**WHAT NEEDS TO BE DONE:** In the material below, find each line with the string "NorthwindTableAdapters" and copy it.

**MATERIAL SHOWN:**
§
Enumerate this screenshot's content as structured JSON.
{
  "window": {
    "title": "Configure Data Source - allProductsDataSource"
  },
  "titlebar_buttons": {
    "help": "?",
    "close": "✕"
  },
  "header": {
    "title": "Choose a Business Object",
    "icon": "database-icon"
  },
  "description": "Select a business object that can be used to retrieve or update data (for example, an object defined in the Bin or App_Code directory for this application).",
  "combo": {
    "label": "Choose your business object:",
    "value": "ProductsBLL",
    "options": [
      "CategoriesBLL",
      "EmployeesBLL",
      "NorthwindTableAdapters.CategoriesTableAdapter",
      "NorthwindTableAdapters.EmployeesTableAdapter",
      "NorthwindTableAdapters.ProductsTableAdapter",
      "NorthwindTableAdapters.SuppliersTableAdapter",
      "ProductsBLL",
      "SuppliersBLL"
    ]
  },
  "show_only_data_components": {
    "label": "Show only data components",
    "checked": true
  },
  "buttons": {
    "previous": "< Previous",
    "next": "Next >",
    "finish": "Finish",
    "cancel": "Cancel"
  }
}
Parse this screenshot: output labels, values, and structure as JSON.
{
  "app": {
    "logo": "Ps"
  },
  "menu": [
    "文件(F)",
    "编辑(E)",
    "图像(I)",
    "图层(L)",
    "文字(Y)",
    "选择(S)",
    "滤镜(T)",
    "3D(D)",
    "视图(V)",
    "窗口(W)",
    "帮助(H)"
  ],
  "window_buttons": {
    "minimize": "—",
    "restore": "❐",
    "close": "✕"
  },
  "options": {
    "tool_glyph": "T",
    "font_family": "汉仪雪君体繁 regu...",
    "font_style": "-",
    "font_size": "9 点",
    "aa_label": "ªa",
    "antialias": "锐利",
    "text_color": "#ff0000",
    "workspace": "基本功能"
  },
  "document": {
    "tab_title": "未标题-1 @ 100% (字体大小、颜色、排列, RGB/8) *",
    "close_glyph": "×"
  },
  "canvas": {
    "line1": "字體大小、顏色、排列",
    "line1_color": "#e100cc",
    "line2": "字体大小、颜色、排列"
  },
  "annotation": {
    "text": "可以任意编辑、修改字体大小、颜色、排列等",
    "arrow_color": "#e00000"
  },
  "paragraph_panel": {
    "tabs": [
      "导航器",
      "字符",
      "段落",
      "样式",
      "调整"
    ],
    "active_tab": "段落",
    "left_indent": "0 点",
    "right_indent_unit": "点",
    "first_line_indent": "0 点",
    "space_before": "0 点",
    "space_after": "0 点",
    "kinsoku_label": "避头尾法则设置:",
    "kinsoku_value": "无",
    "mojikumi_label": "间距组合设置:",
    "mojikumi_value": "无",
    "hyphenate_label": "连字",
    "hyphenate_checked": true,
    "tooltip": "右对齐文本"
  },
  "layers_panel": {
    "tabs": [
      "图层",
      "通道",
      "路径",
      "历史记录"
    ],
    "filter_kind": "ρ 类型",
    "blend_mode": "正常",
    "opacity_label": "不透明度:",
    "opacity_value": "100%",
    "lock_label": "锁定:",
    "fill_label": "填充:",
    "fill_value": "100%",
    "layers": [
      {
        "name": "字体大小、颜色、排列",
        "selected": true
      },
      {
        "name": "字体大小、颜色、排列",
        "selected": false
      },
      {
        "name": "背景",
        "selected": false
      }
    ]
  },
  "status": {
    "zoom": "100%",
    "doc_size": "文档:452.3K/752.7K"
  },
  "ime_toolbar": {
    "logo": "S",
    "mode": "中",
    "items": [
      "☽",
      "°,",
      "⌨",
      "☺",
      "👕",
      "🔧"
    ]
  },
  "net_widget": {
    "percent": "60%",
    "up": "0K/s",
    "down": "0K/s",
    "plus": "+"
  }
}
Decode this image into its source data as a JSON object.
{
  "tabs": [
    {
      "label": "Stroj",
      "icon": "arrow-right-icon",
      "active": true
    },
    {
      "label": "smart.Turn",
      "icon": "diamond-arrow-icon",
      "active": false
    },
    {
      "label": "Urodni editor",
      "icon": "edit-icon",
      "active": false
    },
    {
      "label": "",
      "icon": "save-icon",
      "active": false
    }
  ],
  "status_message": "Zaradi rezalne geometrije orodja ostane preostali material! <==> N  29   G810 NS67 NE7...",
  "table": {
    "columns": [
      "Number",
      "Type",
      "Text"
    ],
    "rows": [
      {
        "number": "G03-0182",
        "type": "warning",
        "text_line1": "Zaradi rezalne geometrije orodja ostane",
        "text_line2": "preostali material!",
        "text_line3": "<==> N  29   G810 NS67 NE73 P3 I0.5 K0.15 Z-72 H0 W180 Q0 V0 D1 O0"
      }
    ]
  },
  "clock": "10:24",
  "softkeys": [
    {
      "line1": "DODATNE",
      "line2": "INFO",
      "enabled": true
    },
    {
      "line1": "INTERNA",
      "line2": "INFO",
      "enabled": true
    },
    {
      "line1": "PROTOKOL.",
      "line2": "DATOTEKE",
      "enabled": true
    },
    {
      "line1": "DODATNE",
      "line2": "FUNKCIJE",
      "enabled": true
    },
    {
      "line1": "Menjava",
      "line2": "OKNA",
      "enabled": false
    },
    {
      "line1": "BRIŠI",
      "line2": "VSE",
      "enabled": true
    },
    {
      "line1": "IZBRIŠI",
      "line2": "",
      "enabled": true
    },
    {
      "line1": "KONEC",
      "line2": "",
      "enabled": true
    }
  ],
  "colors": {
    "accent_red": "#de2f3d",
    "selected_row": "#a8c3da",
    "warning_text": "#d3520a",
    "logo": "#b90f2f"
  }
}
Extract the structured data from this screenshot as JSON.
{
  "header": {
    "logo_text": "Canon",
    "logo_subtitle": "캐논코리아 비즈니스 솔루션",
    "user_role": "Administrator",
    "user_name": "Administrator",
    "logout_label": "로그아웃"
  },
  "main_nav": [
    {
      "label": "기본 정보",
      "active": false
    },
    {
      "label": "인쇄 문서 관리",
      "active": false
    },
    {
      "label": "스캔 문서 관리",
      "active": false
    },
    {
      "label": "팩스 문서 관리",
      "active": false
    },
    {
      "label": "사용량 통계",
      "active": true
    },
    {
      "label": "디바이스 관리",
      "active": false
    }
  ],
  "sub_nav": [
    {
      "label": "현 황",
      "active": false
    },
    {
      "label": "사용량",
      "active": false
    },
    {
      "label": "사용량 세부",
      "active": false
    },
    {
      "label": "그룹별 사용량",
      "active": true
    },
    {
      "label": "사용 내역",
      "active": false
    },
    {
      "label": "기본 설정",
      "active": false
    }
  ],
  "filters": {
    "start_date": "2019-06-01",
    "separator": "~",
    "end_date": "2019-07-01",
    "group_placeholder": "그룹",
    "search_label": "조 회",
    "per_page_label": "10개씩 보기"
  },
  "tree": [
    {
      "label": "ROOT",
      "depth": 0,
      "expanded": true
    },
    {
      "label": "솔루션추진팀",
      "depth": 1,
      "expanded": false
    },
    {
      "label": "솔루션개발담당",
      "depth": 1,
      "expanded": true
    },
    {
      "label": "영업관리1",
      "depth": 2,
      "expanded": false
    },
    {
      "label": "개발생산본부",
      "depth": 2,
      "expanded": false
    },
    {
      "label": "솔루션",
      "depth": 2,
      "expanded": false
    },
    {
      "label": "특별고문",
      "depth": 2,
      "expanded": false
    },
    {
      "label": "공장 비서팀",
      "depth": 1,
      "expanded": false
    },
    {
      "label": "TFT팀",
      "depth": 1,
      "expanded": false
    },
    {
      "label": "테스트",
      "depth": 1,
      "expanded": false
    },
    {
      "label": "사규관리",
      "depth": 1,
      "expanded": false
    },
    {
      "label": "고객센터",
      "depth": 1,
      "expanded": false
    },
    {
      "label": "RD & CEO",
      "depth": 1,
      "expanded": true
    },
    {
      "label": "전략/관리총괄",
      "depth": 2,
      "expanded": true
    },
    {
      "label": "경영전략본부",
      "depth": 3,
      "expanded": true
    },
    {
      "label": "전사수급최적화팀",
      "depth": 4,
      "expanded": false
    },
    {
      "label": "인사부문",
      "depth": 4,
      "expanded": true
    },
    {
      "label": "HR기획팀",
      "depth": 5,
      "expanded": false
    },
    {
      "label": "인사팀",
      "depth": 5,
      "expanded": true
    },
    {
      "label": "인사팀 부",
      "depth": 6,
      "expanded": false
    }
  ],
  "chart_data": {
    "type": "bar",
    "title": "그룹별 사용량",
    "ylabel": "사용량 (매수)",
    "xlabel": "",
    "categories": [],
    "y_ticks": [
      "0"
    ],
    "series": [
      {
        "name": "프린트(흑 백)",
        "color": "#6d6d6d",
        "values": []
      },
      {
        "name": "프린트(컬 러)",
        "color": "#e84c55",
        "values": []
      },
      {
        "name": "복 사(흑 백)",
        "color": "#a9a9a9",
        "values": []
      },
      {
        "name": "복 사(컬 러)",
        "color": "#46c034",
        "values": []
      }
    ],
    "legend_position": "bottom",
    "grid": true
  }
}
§
**TASK SOLUTION:**
      "NorthwindTableAdapters.CategoriesTableAdapter",
      "NorthwindTableAdapters.EmployeesTableAdapter",
      "NorthwindTableAdapters.ProductsTableAdapter",
      "NorthwindTableAdapters.SuppliersTableAdapter",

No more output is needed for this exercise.